> [TASK GOAL]: Only the lines holding the string "Adobe" are needed; copy each of them from the data.
[RECORD SET]
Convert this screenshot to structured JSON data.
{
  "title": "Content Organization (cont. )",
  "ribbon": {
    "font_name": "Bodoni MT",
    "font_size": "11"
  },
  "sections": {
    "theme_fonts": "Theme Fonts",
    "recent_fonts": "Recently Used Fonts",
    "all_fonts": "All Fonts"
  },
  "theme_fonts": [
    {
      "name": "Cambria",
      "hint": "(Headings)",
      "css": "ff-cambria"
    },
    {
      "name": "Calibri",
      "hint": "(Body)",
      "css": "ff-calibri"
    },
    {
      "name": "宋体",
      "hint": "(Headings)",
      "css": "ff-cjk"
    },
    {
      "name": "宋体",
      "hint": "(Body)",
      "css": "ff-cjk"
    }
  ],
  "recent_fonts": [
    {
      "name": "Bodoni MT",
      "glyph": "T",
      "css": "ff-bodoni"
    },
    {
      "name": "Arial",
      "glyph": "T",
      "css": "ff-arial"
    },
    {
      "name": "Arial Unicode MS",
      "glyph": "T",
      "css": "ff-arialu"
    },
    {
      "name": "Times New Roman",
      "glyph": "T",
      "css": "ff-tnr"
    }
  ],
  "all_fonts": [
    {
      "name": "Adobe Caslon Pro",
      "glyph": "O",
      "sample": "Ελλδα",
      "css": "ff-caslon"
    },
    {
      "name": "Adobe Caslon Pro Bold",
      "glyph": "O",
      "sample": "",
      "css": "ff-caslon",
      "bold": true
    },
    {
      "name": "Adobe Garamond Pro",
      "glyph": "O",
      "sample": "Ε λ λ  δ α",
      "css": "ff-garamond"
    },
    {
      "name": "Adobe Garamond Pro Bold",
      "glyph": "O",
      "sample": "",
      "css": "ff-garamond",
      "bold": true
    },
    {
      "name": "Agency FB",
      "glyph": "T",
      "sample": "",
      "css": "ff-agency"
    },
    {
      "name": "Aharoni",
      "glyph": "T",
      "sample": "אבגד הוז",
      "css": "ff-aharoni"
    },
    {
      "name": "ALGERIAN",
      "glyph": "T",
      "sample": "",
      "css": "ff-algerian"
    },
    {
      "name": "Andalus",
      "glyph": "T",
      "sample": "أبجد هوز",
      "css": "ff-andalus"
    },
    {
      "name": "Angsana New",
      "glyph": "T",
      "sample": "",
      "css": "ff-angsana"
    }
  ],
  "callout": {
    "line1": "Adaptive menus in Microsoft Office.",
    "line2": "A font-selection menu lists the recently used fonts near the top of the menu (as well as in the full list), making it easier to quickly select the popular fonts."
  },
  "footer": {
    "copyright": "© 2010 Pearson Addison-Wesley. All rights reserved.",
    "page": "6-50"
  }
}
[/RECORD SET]
> [FINISHED TASK]:
      "name": "Adobe Caslon Pro",
      "name": "Adobe Caslon Pro Bold",
      "name": "Adobe Garamond Pro",
      "name": "Adobe Garamond Pro Bold",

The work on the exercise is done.